** Records supplied **

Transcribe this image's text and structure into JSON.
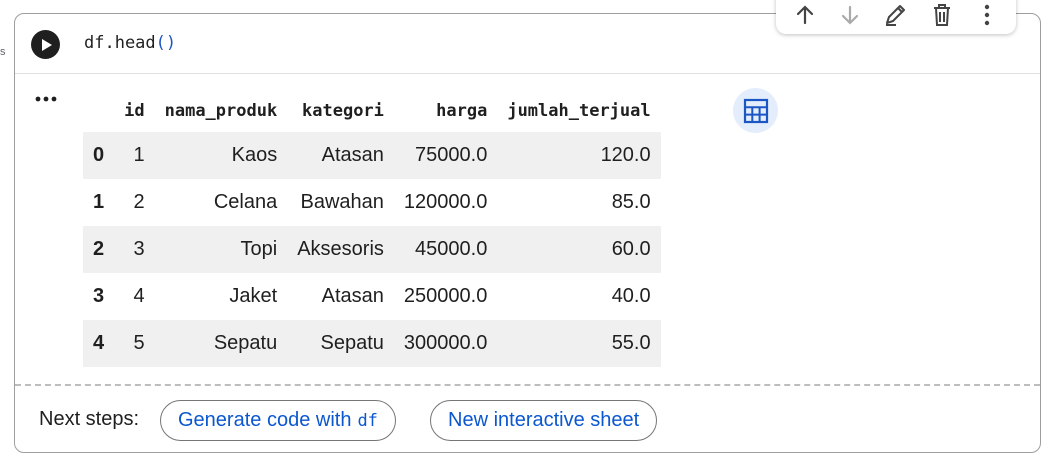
{
  "left_marker": "s",
  "cell": {
    "code": {
      "fn": "df.head",
      "parens": "()"
    },
    "toolbar": {
      "items": [
        "move-up",
        "move-down",
        "edit",
        "delete",
        "more"
      ]
    }
  },
  "dataframe": {
    "columns": [
      "id",
      "nama_produk",
      "kategori",
      "harga",
      "jumlah_terjual"
    ],
    "rows": [
      {
        "index": "0",
        "cells": [
          "1",
          "Kaos",
          "Atasan",
          "75000.0",
          "120.0"
        ]
      },
      {
        "index": "1",
        "cells": [
          "2",
          "Celana",
          "Bawahan",
          "120000.0",
          "85.0"
        ]
      },
      {
        "index": "2",
        "cells": [
          "3",
          "Topi",
          "Aksesoris",
          "45000.0",
          "60.0"
        ]
      },
      {
        "index": "3",
        "cells": [
          "4",
          "Jaket",
          "Atasan",
          "250000.0",
          "40.0"
        ]
      },
      {
        "index": "4",
        "cells": [
          "5",
          "Sepatu",
          "Sepatu",
          "300000.0",
          "55.0"
        ]
      }
    ]
  },
  "next_steps": {
    "label": "Next steps:",
    "generate_label": "Generate code with",
    "generate_var": "df",
    "interactive_label": "New interactive sheet"
  },
  "colors": {
    "accent": "#0b57d0",
    "row_stripe": "#f0f0f0",
    "icon_bg": "#e4edfb"
  }
}
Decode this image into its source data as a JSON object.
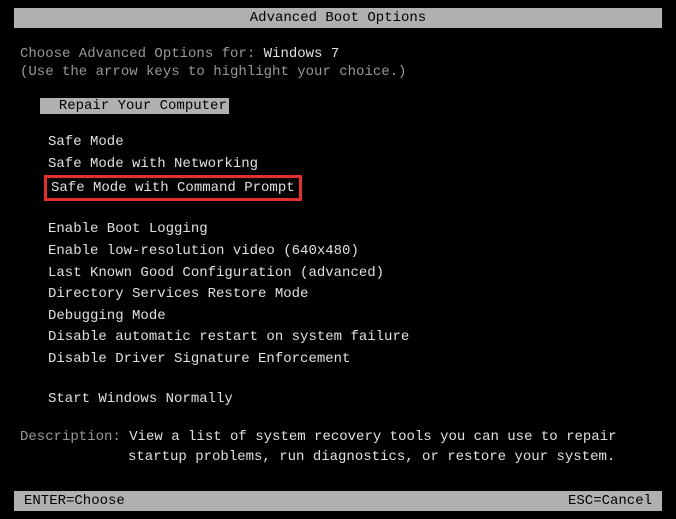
{
  "title": "Advanced Boot Options",
  "prompt": {
    "prefix": "Choose Advanced Options for: ",
    "os": "Windows 7"
  },
  "hint": "(Use the arrow keys to highlight your choice.)",
  "selected_option": "Repair Your Computer",
  "menu_group1": [
    "Safe Mode",
    "Safe Mode with Networking"
  ],
  "highlighted_item": "Safe Mode with Command Prompt",
  "menu_group2": [
    "Enable Boot Logging",
    "Enable low-resolution video (640x480)",
    "Last Known Good Configuration (advanced)",
    "Directory Services Restore Mode",
    "Debugging Mode",
    "Disable automatic restart on system failure",
    "Disable Driver Signature Enforcement"
  ],
  "menu_group3": [
    "Start Windows Normally"
  ],
  "description": {
    "label": "Description: ",
    "line1": "View a list of system recovery tools you can use to repair",
    "line2": "startup problems, run diagnostics, or restore your system."
  },
  "footer": {
    "left": "ENTER=Choose",
    "right": "ESC=Cancel"
  }
}
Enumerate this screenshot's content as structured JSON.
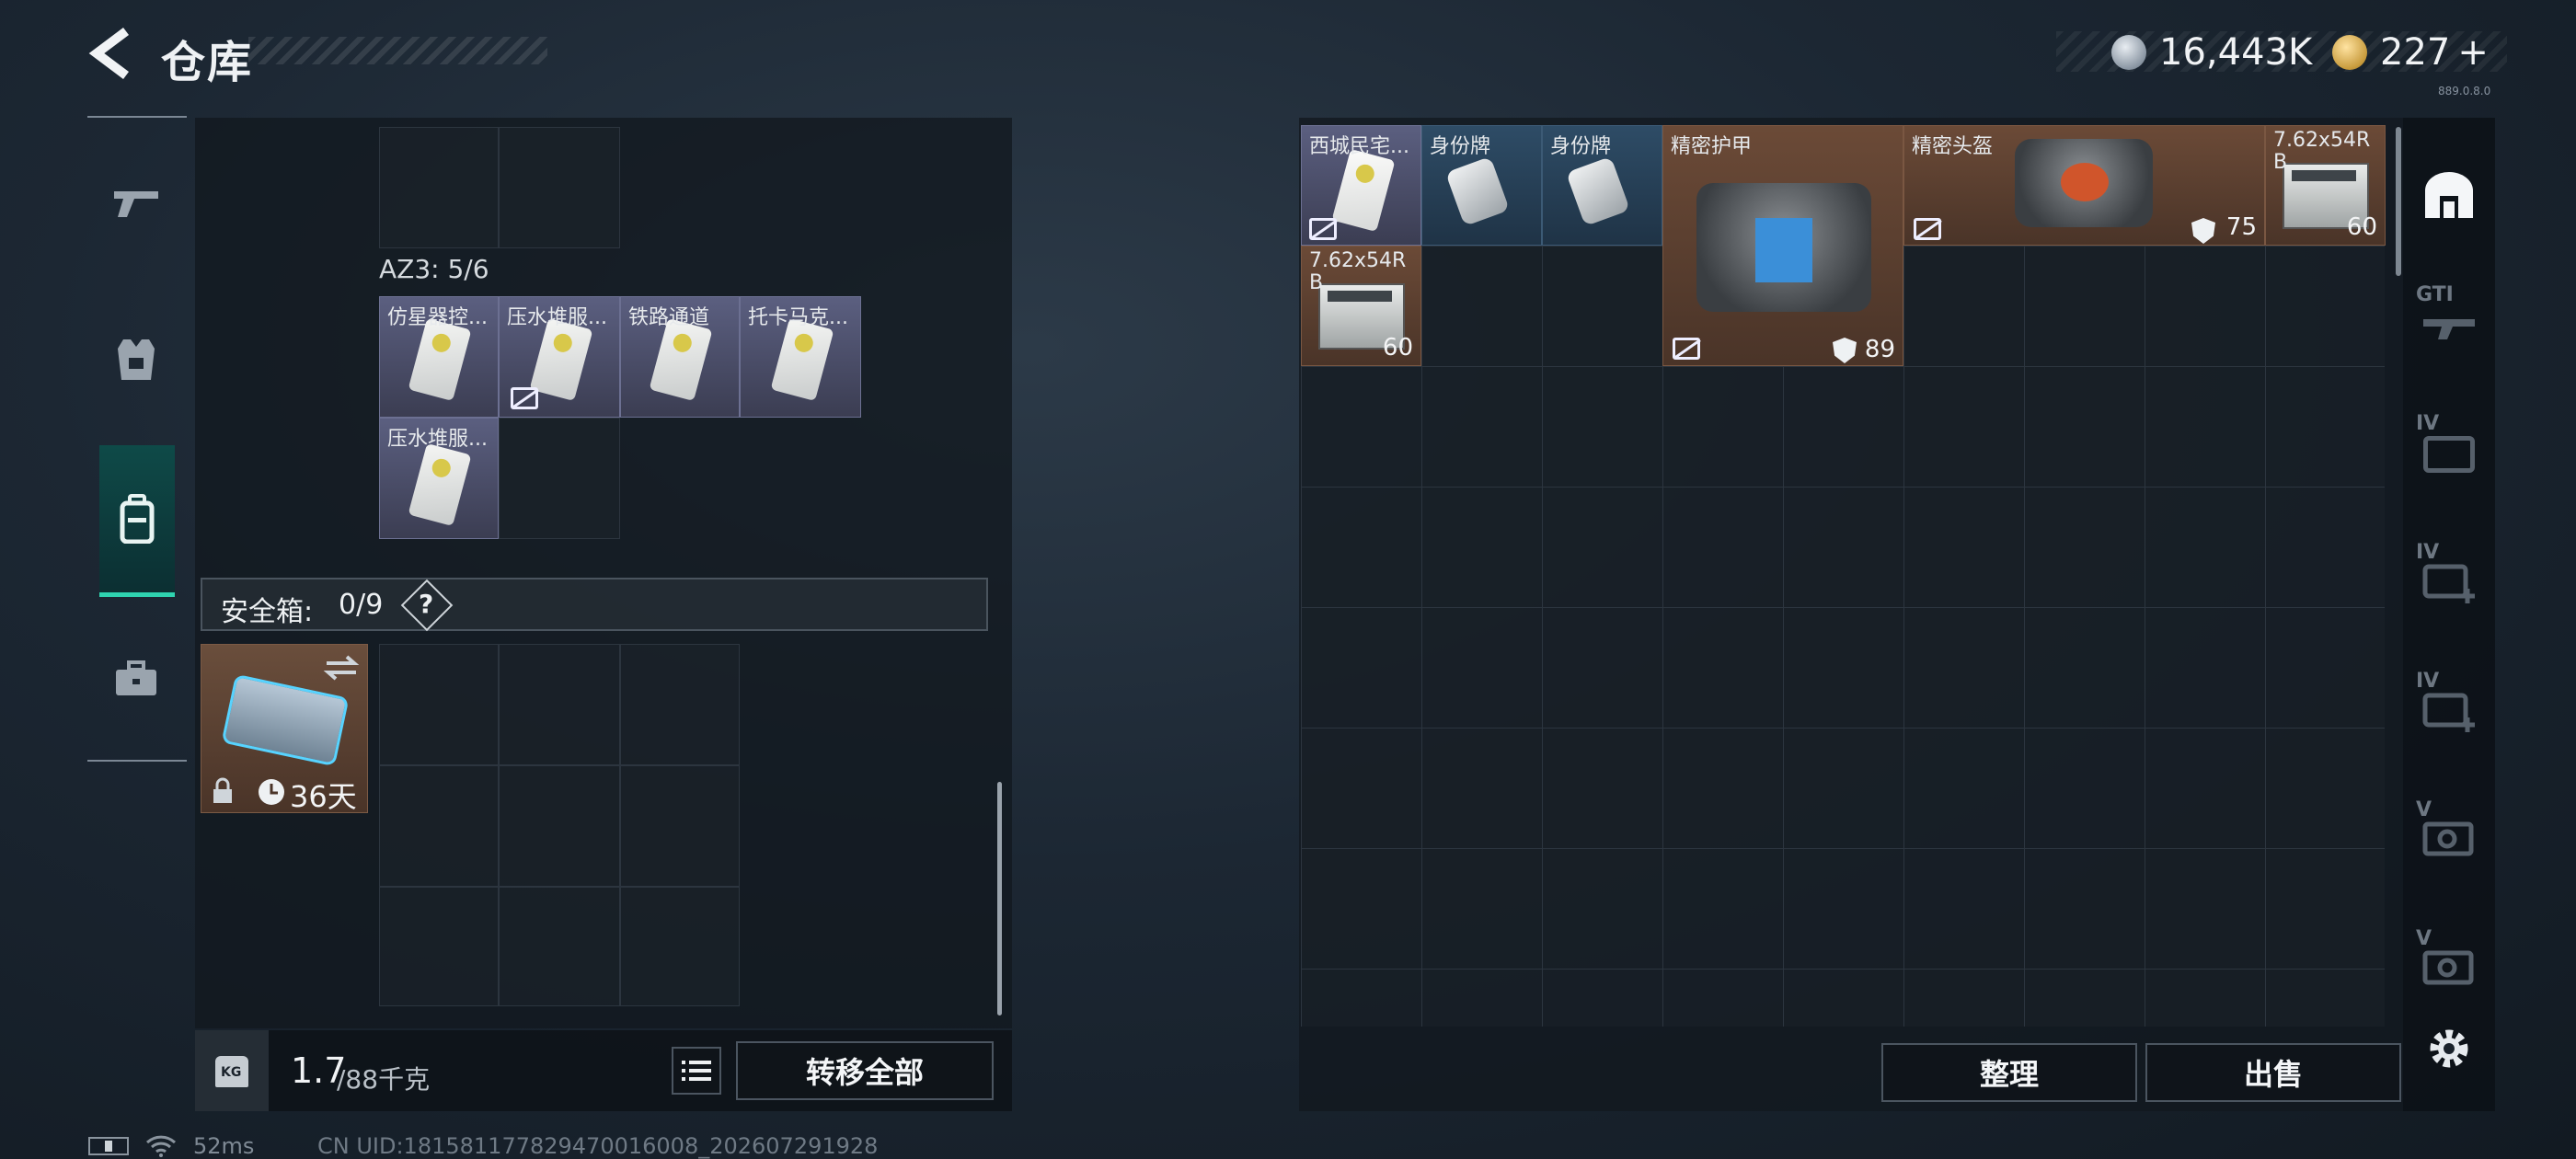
{
  "header": {
    "title": "仓库"
  },
  "currency": {
    "silver": "16,443K",
    "gold": "227",
    "gold_add": "+",
    "version": "889.0.8.0"
  },
  "left_nav": [
    {
      "name": "weapon"
    },
    {
      "name": "armor"
    },
    {
      "name": "backpack",
      "active": true
    },
    {
      "name": "case"
    }
  ],
  "backpack": {
    "container_label": "AZ3: 5/6",
    "items": [
      {
        "name": "仿星器控..."
      },
      {
        "name": "压水堆服..."
      },
      {
        "name": "铁路通道"
      },
      {
        "name": "托卡马克..."
      },
      {
        "name": "压水堆服..."
      }
    ]
  },
  "safebox": {
    "label": "安全箱:",
    "count": "0/9",
    "help": "?",
    "days": "36天"
  },
  "weight": {
    "value": "1.7",
    "max": "/88千克",
    "kg_badge": "KG"
  },
  "buttons": {
    "transfer_all": "转移全部",
    "sort": "整理",
    "sell": "出售"
  },
  "stash": {
    "items": [
      {
        "name": "西城民宅..."
      },
      {
        "name": "身份牌"
      },
      {
        "name": "身份牌"
      },
      {
        "name": "精密护甲",
        "durability": "89"
      },
      {
        "name": "精密头盔",
        "durability": "75"
      },
      {
        "name": "7.62x54R B",
        "count": "60"
      },
      {
        "name": "7.62x54R B",
        "count": "60"
      }
    ]
  },
  "side_tabs": [
    {
      "label": "GTI"
    },
    {
      "label": "IV"
    },
    {
      "label": "IV"
    },
    {
      "label": "IV"
    },
    {
      "label": "V"
    },
    {
      "label": "V"
    }
  ],
  "status": {
    "ping": "52ms",
    "uid": "CN UID:1815811778294700​16008_202607291928"
  }
}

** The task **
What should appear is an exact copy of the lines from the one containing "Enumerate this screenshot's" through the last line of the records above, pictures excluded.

** Written response **
Enumerate this screenshot's content as structured JSON.
{
  "header": {
    "title": "仓库"
  },
  "currency": {
    "silver": "16,443K",
    "gold": "227",
    "gold_add": "+",
    "version": "889.0.8.0"
  },
  "left_nav": [
    {
      "name": "weapon"
    },
    {
      "name": "armor"
    },
    {
      "name": "backpack",
      "active": true
    },
    {
      "name": "case"
    }
  ],
  "backpack": {
    "container_label": "AZ3: 5/6",
    "items": [
      {
        "name": "仿星器控..."
      },
      {
        "name": "压水堆服..."
      },
      {
        "name": "铁路通道"
      },
      {
        "name": "托卡马克..."
      },
      {
        "name": "压水堆服..."
      }
    ]
  },
  "safebox": {
    "label": "安全箱:",
    "count": "0/9",
    "help": "?",
    "days": "36天"
  },
  "weight": {
    "value": "1.7",
    "max": "/88千克",
    "kg_badge": "KG"
  },
  "buttons": {
    "transfer_all": "转移全部",
    "sort": "整理",
    "sell": "出售"
  },
  "stash": {
    "items": [
      {
        "name": "西城民宅..."
      },
      {
        "name": "身份牌"
      },
      {
        "name": "身份牌"
      },
      {
        "name": "精密护甲",
        "durability": "89"
      },
      {
        "name": "精密头盔",
        "durability": "75"
      },
      {
        "name": "7.62x54R B",
        "count": "60"
      },
      {
        "name": "7.62x54R B",
        "count": "60"
      }
    ]
  },
  "side_tabs": [
    {
      "label": "GTI"
    },
    {
      "label": "IV"
    },
    {
      "label": "IV"
    },
    {
      "label": "IV"
    },
    {
      "label": "V"
    },
    {
      "label": "V"
    }
  ],
  "status": {
    "ping": "52ms",
    "uid": "CN UID:1815811778294700​16008_202607291928"
  }
}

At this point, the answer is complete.